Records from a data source

※

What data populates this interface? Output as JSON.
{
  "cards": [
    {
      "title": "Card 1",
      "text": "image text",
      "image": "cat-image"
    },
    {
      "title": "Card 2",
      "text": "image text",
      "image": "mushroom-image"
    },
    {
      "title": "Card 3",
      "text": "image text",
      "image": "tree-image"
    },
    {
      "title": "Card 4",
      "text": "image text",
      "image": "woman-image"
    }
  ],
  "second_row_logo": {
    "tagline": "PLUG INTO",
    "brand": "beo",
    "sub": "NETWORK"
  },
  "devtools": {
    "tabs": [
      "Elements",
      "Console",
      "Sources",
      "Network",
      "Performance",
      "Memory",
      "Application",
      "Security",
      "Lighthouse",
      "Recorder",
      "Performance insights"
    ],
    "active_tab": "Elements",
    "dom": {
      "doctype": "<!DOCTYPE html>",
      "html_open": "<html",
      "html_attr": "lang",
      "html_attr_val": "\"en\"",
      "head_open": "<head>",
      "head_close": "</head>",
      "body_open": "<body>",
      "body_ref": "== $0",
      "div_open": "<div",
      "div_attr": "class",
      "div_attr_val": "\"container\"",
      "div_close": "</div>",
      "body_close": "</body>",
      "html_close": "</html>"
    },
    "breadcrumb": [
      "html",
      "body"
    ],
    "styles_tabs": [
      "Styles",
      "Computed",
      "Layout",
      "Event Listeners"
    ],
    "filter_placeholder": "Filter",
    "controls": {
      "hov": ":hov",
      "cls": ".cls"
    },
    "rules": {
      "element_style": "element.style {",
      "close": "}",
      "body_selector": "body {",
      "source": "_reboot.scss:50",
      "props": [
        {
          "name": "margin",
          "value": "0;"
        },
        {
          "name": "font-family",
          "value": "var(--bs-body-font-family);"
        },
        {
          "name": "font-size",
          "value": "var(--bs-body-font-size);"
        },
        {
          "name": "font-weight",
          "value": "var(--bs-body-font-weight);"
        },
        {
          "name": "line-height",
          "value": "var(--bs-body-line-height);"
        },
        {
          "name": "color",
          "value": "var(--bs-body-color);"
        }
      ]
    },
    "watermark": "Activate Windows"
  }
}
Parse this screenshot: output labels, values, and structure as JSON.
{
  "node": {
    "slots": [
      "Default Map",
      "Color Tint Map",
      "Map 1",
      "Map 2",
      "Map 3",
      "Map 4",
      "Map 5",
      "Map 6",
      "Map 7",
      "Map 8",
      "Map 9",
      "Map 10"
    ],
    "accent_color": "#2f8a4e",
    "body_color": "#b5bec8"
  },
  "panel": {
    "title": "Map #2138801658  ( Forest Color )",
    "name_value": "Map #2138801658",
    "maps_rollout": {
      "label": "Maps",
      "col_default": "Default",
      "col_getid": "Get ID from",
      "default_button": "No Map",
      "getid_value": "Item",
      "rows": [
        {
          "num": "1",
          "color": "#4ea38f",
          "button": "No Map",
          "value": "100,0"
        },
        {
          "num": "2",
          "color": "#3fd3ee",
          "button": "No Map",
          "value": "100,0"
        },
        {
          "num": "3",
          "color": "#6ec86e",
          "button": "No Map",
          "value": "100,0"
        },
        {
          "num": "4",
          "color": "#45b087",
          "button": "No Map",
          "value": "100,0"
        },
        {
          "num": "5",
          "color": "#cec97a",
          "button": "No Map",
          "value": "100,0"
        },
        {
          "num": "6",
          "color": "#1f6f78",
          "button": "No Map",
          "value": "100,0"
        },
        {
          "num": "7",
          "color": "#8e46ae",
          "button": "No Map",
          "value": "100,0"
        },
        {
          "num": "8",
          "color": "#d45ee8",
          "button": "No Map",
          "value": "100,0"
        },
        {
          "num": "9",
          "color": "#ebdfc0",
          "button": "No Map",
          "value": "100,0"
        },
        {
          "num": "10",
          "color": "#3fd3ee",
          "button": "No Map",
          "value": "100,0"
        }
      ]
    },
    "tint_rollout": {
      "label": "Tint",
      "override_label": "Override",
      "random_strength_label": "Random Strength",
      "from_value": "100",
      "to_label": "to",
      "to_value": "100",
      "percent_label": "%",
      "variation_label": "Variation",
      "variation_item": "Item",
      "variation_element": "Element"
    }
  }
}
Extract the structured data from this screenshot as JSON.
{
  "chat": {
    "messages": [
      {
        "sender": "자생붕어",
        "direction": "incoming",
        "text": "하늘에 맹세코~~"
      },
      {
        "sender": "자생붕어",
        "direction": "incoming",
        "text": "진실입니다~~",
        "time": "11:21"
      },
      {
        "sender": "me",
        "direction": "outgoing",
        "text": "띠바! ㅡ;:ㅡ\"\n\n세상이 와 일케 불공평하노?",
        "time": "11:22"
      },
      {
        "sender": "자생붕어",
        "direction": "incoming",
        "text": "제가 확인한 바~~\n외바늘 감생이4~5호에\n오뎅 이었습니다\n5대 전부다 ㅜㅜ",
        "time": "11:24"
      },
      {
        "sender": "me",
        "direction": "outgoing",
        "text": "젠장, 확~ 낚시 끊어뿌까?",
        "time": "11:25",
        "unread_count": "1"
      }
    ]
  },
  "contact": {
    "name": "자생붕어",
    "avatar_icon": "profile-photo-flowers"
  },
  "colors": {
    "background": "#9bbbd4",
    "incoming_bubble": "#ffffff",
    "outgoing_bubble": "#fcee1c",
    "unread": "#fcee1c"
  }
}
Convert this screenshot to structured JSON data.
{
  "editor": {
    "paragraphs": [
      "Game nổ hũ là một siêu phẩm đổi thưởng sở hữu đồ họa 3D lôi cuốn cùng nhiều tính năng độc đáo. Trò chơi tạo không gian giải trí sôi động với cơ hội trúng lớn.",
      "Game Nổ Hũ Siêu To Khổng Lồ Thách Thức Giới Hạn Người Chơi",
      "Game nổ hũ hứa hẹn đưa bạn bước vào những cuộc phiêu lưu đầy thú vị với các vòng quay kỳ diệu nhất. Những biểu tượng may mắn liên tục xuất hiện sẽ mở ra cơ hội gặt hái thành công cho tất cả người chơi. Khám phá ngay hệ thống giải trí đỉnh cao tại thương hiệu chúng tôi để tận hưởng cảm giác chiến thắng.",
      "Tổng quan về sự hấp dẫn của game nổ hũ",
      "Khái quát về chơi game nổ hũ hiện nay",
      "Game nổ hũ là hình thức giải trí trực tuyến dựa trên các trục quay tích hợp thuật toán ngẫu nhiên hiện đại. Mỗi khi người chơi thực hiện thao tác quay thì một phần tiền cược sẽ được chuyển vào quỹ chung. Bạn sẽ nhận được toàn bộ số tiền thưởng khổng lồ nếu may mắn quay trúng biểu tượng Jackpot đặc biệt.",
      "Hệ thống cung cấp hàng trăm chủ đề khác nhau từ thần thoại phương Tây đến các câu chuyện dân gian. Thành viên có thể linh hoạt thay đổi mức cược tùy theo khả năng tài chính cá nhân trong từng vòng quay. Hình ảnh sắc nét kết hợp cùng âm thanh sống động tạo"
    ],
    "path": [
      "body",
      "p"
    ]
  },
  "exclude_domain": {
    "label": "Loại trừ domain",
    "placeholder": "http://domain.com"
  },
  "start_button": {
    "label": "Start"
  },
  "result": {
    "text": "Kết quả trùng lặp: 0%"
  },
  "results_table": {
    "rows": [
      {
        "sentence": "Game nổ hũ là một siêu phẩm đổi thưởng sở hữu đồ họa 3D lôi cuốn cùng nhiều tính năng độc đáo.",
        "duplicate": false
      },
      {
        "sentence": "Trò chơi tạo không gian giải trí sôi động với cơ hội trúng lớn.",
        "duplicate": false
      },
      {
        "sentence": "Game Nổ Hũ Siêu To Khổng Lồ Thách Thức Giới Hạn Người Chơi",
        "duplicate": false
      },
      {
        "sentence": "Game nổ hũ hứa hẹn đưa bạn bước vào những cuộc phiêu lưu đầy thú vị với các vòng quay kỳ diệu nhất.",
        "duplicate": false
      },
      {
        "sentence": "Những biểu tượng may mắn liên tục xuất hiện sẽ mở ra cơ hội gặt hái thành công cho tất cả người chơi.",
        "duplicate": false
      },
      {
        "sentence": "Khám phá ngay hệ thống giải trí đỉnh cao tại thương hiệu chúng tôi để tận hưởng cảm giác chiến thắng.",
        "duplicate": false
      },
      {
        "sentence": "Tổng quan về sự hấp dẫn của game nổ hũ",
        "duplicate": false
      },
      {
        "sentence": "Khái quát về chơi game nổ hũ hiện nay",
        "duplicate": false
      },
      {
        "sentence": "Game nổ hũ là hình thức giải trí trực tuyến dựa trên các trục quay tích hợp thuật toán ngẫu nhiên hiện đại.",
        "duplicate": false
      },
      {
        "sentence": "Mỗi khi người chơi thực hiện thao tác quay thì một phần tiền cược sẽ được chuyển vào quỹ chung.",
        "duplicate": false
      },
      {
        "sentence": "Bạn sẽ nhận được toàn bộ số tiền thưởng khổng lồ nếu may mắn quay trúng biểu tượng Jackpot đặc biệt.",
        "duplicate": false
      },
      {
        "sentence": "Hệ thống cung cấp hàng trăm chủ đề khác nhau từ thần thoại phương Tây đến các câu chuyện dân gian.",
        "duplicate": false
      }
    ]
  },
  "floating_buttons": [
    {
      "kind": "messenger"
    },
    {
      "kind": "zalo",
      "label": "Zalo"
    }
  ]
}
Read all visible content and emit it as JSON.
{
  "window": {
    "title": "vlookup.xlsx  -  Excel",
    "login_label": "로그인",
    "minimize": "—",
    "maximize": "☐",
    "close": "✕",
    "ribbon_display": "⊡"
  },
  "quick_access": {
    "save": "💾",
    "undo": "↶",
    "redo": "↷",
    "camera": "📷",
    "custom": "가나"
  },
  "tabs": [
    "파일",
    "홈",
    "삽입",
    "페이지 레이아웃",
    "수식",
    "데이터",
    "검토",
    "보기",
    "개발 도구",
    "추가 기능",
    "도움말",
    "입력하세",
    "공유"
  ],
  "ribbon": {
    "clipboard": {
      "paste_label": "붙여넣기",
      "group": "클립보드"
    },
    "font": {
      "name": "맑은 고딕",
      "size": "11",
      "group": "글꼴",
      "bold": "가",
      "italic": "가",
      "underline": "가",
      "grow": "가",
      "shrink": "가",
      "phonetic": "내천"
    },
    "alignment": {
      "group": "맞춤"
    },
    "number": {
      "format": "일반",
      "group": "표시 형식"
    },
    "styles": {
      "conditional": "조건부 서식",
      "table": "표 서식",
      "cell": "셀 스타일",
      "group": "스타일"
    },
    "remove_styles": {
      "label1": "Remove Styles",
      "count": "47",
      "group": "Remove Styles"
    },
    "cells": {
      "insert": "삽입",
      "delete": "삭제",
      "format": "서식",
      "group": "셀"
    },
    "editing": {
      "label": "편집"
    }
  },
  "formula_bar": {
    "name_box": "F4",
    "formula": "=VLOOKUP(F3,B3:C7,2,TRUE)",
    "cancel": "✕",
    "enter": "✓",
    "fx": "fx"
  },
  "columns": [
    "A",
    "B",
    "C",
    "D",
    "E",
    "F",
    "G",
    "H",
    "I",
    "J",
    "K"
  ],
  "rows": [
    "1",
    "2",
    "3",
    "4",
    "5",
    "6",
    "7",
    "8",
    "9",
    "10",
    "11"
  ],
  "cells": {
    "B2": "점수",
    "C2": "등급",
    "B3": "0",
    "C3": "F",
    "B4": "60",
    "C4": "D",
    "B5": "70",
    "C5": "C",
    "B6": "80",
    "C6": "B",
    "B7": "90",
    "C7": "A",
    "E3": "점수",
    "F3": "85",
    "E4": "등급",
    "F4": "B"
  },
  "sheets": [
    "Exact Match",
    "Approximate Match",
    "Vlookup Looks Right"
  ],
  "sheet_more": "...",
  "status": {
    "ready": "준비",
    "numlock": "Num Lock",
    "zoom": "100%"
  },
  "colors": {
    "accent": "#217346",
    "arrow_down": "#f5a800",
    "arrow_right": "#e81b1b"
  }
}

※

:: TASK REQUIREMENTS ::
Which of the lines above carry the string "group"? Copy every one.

:: FINAL ANSWER ::
      "group": "클립보드"
      "group": "글꼴",
      "group": "맞춤"
      "group": "표시 형식"
      "group": "스타일"
      "group": "Remove Styles"
      "group": "셀"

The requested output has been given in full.